== Working data ==

◇ ◇ ◇ ◇ ◇ ◇ ◇

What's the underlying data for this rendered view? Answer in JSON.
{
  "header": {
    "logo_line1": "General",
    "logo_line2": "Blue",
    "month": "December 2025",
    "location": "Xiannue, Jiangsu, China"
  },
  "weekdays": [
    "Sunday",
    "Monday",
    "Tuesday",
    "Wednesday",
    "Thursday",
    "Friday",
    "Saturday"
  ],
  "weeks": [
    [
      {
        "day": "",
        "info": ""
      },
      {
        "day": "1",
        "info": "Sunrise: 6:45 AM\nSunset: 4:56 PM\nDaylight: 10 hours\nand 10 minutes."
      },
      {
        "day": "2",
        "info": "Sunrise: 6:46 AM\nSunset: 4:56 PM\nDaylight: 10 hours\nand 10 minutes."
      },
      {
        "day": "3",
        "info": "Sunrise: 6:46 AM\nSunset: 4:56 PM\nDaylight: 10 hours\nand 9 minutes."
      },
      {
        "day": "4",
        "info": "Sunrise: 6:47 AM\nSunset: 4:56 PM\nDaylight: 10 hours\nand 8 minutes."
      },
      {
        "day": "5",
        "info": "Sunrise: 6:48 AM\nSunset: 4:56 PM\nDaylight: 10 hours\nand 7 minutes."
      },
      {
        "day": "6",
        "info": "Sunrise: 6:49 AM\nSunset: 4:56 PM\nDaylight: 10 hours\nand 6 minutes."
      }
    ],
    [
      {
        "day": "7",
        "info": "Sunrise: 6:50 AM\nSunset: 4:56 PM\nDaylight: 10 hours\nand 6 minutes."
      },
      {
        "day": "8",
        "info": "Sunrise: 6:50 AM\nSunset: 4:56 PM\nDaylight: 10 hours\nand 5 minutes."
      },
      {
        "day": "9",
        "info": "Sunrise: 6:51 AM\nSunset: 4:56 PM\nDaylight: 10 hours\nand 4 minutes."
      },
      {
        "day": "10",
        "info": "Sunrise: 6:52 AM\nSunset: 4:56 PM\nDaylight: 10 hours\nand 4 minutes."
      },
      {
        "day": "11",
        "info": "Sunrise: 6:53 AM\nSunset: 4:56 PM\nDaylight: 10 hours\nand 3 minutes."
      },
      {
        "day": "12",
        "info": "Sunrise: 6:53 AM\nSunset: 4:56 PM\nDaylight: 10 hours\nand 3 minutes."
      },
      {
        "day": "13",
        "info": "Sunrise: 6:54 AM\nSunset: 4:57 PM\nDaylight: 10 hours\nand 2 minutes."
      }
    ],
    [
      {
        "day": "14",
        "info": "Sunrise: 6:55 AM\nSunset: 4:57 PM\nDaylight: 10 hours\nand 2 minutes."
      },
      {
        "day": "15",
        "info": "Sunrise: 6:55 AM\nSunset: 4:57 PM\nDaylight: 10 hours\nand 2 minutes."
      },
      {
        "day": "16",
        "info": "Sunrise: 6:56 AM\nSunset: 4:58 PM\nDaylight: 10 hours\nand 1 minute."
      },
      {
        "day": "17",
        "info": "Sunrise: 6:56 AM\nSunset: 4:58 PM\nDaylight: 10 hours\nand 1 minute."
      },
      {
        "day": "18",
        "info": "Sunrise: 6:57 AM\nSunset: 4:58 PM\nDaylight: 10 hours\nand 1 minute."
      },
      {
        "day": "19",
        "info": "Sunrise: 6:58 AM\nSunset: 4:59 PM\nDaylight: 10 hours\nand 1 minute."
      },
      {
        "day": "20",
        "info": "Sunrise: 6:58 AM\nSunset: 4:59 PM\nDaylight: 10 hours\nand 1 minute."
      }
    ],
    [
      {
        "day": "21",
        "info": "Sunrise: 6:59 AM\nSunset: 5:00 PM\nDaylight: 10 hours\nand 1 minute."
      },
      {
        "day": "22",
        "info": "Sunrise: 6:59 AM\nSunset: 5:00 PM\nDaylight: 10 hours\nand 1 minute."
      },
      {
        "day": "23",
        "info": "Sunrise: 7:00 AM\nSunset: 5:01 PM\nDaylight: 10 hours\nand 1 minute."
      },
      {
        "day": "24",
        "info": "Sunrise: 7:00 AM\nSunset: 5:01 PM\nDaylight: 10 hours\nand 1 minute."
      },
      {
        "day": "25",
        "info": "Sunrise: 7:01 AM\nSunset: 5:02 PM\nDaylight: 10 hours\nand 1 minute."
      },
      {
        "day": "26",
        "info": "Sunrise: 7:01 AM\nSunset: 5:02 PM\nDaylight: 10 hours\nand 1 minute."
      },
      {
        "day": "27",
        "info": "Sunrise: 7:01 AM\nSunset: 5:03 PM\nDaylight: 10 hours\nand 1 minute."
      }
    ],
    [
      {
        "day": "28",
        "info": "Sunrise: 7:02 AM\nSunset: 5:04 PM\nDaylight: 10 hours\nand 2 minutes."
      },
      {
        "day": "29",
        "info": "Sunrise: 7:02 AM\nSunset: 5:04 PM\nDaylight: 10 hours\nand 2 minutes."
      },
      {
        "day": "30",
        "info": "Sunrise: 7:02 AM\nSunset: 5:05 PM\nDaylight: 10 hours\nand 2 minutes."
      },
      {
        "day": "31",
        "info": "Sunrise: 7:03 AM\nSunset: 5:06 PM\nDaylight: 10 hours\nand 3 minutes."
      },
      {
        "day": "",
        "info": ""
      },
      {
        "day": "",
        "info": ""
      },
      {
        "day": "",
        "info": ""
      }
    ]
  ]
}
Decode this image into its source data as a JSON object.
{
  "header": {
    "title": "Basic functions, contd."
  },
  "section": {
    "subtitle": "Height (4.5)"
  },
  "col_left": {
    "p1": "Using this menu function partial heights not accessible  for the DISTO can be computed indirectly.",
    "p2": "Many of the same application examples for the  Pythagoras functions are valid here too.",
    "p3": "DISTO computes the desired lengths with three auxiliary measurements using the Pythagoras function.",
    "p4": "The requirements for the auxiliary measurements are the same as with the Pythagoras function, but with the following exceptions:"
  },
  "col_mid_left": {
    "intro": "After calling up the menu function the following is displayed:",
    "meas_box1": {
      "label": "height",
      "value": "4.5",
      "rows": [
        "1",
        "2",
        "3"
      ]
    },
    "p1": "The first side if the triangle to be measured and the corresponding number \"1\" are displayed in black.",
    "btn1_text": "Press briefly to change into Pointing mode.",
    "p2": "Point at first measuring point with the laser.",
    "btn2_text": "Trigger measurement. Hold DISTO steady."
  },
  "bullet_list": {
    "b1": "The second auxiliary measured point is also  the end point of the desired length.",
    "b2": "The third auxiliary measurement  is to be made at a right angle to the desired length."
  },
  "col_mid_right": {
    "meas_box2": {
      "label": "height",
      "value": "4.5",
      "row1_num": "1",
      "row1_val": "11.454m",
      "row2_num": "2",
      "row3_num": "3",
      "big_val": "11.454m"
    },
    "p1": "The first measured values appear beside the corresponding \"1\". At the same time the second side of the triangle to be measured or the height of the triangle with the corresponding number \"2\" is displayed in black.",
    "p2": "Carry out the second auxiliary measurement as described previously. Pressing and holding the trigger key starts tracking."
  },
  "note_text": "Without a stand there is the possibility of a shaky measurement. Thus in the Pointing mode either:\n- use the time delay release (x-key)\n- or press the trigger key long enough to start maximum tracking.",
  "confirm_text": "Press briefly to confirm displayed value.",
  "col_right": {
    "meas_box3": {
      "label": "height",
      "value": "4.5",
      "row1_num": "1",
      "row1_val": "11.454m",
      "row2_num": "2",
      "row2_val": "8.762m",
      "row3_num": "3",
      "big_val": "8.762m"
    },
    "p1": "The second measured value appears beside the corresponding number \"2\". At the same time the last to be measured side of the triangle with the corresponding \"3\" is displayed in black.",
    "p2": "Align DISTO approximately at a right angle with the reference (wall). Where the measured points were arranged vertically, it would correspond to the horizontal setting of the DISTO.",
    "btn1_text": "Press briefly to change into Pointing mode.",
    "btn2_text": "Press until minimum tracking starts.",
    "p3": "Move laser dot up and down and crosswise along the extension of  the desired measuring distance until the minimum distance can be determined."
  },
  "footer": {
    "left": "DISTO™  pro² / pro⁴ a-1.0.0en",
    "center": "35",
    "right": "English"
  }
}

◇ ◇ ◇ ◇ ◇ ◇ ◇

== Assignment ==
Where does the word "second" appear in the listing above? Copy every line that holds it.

== Written response ==
    "b1": "The second auxiliary measured point is also  the end point of the desired length.",
    "p1": "The first measured values appear beside the corresponding \"1\". At the same time the second side of the triangle to be measured or the height of the triangle with the corresponding number \"2\" is displayed in black.",
    "p2": "Carry out the second auxiliary measurement as described previously. Pressing and holding the trigger key starts tracking."
    "p1": "The second measured value appears beside the corresponding number \"2\". At the same time the last to be measured side of the triangle with the corresponding \"3\" is displayed in black.",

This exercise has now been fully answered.